Abhisit, a 44-year-old graduate of Oxford, is the first opponent of Thaksin to lead a civilian government in the past seven years. Thaksin, who took power in 2001, was ousted by a coup in 2006 but has nevertheless loomed over Thai politics since then.

A Thai court in October convicted Thaksin in absentia of violating a conflict of interest law while in office and sentenced him to two years in prison. There are several pending corruption cases against Thaksin, a former telecommunications tycoon.

“I want to see him back,” Abhisit told Channel 7 news. “If he comes back and fights in court and shows that all Thai people are equal, there will be a closure.”

“Thai society is merciful and forgiving, but first he has to show acceptance in the judicial process,” said Abhisit, who was scrambling to assemble a Cabinet capable of tackling the country’s economic and social problems.

Read the rest:

Thailand, Economy: Power Vacuum Means Nothing is Being Done

December 8, 2008

Thailand‘s political crisis is battering the kingdom’s economy just as the global financial crisis begins to bite, analysts say, but a power vacuum at the top means nothing is being done to help.

Thailand is without a government after a court last week dissolved the ruling party, following a devastating eight-day blockade of Bangkok‘s airports by demonstrators trying to topple the administration.

The lack of leadership comes as the economy faces not only lagging demand for the tourism, commodities and manufactured exports which propel the Thai economy, but also reduced spending at home amid the political uncertainty.

“They really need to get an end to this political crisis and get a working government back in,” said Claire Innes, Asia-Pacific manager for global risk firm IHS Global Insight based in London.


“You need quite proactive policy-making — fiscal stimulus needs a legislative process, and with a government in disarray, strong decisive action is not going to happen.”

Thailand’s economy is already slowing.
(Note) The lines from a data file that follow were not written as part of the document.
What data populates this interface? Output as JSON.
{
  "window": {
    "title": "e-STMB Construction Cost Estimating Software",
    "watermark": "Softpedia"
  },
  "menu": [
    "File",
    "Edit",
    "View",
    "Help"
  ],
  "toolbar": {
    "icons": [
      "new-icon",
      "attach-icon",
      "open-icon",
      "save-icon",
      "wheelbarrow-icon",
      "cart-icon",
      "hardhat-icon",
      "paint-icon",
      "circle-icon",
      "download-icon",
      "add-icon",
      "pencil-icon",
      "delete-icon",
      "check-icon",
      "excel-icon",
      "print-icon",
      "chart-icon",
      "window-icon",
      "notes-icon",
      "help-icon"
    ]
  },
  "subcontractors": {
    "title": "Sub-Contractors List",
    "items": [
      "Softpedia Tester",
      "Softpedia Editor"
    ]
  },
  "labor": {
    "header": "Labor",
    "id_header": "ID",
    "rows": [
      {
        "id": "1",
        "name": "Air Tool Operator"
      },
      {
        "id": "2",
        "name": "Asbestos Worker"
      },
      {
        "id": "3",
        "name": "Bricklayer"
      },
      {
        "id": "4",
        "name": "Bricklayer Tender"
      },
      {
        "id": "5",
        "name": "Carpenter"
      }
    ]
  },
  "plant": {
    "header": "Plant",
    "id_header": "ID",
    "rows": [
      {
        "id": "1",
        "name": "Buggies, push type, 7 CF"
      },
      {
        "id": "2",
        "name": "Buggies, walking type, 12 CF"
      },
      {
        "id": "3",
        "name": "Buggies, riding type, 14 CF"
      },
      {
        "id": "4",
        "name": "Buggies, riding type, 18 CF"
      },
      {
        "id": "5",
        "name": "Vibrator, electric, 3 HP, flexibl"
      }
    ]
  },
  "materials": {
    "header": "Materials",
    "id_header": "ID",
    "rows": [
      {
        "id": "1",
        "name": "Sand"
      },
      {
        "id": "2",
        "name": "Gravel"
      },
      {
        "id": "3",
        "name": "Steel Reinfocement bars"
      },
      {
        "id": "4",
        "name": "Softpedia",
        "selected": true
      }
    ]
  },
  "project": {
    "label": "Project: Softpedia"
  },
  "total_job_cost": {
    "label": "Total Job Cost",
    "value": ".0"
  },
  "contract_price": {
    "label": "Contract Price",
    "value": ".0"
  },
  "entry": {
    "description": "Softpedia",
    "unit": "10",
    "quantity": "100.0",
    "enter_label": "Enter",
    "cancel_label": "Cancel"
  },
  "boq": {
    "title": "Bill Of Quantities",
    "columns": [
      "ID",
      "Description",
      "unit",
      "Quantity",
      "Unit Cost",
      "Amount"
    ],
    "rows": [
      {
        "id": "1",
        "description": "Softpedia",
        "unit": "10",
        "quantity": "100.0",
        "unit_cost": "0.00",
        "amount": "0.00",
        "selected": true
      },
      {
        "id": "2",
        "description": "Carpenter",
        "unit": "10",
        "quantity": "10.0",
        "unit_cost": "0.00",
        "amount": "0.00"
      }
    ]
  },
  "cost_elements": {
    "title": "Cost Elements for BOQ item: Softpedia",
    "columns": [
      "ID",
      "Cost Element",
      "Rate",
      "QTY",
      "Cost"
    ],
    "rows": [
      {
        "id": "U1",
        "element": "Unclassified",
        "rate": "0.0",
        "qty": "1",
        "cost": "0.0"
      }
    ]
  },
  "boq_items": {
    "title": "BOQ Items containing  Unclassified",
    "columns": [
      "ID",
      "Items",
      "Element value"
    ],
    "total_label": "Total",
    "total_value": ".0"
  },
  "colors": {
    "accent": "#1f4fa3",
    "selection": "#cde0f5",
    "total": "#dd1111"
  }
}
Thailand’s central bank has forecast growth for this year to be between 4.3 and five percent, having already cut its estimate from an earlier figure of 4.8-5.8 percent.
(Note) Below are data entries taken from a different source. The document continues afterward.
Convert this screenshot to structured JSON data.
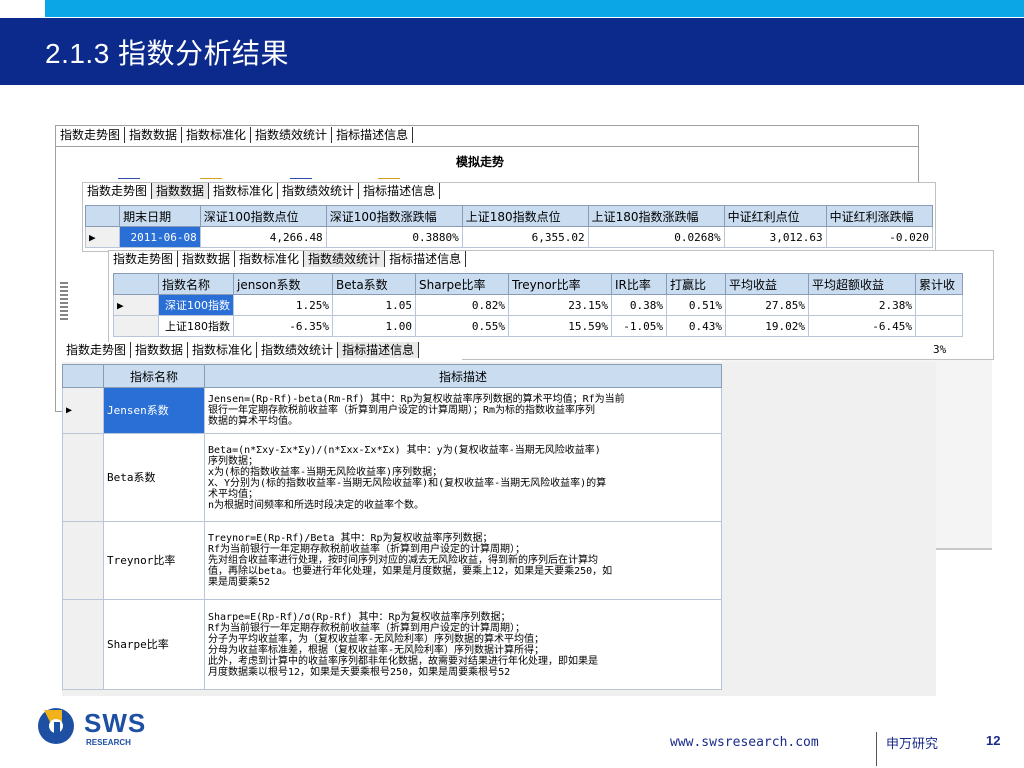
{
  "slide": {
    "title": "2.1.3 指数分析结果",
    "page_number": "12",
    "footer_url": "www.swsresearch.com",
    "footer_company": "申万研究",
    "logo_text": "SWS",
    "logo_subtext": "RESEARCH",
    "colors": {
      "header_band": "#0b2a8c",
      "top_strip": "#0aa6e6",
      "grid_header": "#c9dcf0",
      "selected": "#2a6fd6"
    }
  },
  "window1": {
    "tabs": [
      "指数走势图",
      "指数数据",
      "指数标准化",
      "指数绩效统计",
      "指标描述信息"
    ],
    "chart_title": "模拟走势"
  },
  "window2": {
    "tabs": [
      "指数走势图",
      "指数数据",
      "指数标准化",
      "指数绩效统计",
      "指标描述信息"
    ],
    "columns": [
      "期末日期",
      "深证100指数点位",
      "深证100指数涨跌幅",
      "上证180指数点位",
      "上证180指数涨跌幅",
      "中证红利点位",
      "中证红利涨跌幅"
    ],
    "rows": [
      [
        "2011-06-08",
        "4,266.48",
        "0.3880%",
        "6,355.02",
        "0.0268%",
        "3,012.63",
        "-0.020"
      ]
    ]
  },
  "window3": {
    "tabs": [
      "指数走势图",
      "指数数据",
      "指数标准化",
      "指数绩效统计",
      "指标描述信息"
    ],
    "columns": [
      "指数名称",
      "jenson系数",
      "Beta系数",
      "Sharpe比率",
      "Treynor比率",
      "IR比率",
      "打赢比",
      "平均收益",
      "平均超额收益",
      "累计收"
    ],
    "rows": [
      [
        "深证100指数",
        "1.25%",
        "1.05",
        "0.82%",
        "23.15%",
        "0.38%",
        "0.51%",
        "27.85%",
        "2.38%",
        ""
      ],
      [
        "上证180指数",
        "-6.35%",
        "1.00",
        "0.55%",
        "15.59%",
        "-1.05%",
        "0.43%",
        "19.02%",
        "-6.45%",
        ""
      ]
    ],
    "partial_value": "3%"
  },
  "window4": {
    "tabs": [
      "指数走势图",
      "指数数据",
      "指数标准化",
      "指数绩效统计",
      "指标描述信息"
    ],
    "columns": [
      "指标名称",
      "指标描述"
    ],
    "rows": [
      {
        "name": "Jensen系数",
        "desc": [
          "Jensen=(Rp-Rf)-beta(Rm-Rf)   其中：Rp为复权收益率序列数据的算术平均值；Rf为当前",
          "银行一年定期存款税前收益率（折算到用户设定的计算周期）；Rm为标的指数收益率序列",
          "数据的算术平均值。"
        ]
      },
      {
        "name": "Beta系数",
        "desc": [
          "Beta=(n*Σxy-Σx*Σy)/(n*Σxx-Σx*Σx)  其中：y为(复权收益率-当期无风险收益率)",
          "序列数据；",
          "x为(标的指数收益率-当期无风险收益率)序列数据；",
          "X、Y分别为(标的指数收益率-当期无风险收益率)和(复权收益率-当期无风险收益率)的算",
          "术平均值；",
          "n为根据时间频率和所选时段决定的收益率个数。"
        ]
      },
      {
        "name": "Treynor比率",
        "desc": [
          "Treynor=E(Rp-Rf)/Beta  其中：Rp为复权收益率序列数据；",
          "Rf为当前银行一年定期存款税前收益率（折算到用户设定的计算周期）；",
          "先对组合收益率进行处理，按时间序列对应的减去无风险收益，得到新的序列后在计算均",
          "值，再除以beta。也要进行年化处理，如果是月度数据，要乘上12，如果是天要乘250，如",
          "果是周要乘52"
        ]
      },
      {
        "name": "Sharpe比率",
        "desc": [
          "Sharpe=E(Rp-Rf)/σ(Rp-Rf)  其中：Rp为复权收益率序列数据；",
          "Rf为当前银行一年定期存款税前收益率（折算到用户设定的计算周期）；",
          "分子为平均收益率，为（复权收益率-无风险利率）序列数据的算术平均值；",
          "分母为收益率标准差，根据（复权收益率-无风险利率）序列数据计算所得；",
          "此外，考虑到计算中的收益率序列都非年化数据，故需要对结果进行年化处理，即如果是",
          "月度数据乘以根号12，如果是天要乘根号250，如果是周要乘根号52"
        ]
      }
    ]
  }
}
Innes said that it could slow further to 2.1 percent in 2009, starting in the fourth quarter of this year.

“We are expecting it to be weaker than even 2001 when the technology bubble burst and hit Asian economies quite hard,” she said, adding that poor growth was likely to continue through 2010.

Read the rest:
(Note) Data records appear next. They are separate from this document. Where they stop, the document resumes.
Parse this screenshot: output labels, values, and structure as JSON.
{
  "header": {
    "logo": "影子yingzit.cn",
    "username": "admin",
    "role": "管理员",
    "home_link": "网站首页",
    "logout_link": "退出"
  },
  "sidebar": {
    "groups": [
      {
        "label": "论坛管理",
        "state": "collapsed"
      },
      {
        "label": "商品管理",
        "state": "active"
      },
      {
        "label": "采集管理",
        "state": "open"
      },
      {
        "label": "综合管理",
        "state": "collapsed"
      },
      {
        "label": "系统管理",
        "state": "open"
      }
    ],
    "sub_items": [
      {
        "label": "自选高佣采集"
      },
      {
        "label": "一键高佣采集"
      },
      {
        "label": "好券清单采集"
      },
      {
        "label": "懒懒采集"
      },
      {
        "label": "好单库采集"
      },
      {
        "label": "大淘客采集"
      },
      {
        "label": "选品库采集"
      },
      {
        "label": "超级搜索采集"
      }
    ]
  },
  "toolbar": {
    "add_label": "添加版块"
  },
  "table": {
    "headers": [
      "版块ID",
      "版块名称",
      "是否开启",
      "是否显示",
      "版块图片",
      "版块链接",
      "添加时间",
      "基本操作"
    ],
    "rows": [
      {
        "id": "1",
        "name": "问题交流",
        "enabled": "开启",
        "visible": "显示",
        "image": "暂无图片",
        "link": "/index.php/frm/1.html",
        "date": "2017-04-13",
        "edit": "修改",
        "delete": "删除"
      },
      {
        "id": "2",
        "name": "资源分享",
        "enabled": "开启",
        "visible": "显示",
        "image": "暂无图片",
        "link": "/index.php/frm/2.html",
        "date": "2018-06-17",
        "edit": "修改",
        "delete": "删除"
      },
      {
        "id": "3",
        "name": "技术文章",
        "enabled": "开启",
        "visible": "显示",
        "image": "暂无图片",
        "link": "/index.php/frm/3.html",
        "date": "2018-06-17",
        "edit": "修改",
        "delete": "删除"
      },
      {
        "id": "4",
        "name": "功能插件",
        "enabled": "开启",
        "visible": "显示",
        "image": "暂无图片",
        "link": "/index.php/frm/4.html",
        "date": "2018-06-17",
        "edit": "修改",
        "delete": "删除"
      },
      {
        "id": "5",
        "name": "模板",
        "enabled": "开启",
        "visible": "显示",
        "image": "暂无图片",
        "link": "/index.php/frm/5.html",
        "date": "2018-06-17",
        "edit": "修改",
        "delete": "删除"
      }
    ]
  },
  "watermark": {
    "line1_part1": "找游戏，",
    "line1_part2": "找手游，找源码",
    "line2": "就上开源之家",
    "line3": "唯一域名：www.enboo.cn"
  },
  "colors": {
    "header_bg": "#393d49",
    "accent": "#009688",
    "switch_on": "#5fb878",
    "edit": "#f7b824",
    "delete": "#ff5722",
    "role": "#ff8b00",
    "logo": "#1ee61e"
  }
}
Thai opposition readies to form new government

December 7, 2008

Thailand‘s main opposition party called Sunday for an emergency parliament session to prove its majority in a bid to form the next government and end months of political chaos, as loyalists of former premier Thaksin Shinawatra struggled to stay in power.

A new administration should bring some semblance of stability to this Southeast Asian nation, which has been gripped by political uncertainty since August when protesters — driven by a single-minded hatred for Thaksin and his allies — seized the prime minister’s office and later overran the capital’s two airports in a bid to topple government.

By VIJAY JOSHI, Associated Press Writer

Leader of Thailand opposition's Democrat Party Abhisit Vejjajiva ... 
Leader of Thailand opposition’s Democrat Party Abhisit Vejjajiva is seen on April 26, 2006 in Bangkok, Thailand. The Democrat Party said Saturday, Dec. 6, 2008 it has enough support to form a new government following a six-month political crisis that has paralyzed the country.(AP Photo/Apichart Weerawong)

The opposition Democrat Party said it will ask the speaker of Parliament on Monday to call an extraordinary session of the lower house so that it can prove it has a majority. Both Thaksin’s allies and the opposition say they have enough support to form a government.

“If the Democrat Party forms the government, I will try to boost confidence and revive the tourism industry and the image of the country,” said 44-year-old party leader Abhisit Vejjajiva, a former economics lecturer who will become the next prime minister if his party comes to power.

Read the rest:

The court ruling forcing Thailand's premier from office ... 
The court ruling forcing Thailand’s premier from office ended crippling protests, but analysts say the kingdom’s political problems run deep and will flare up again. (AFPTV)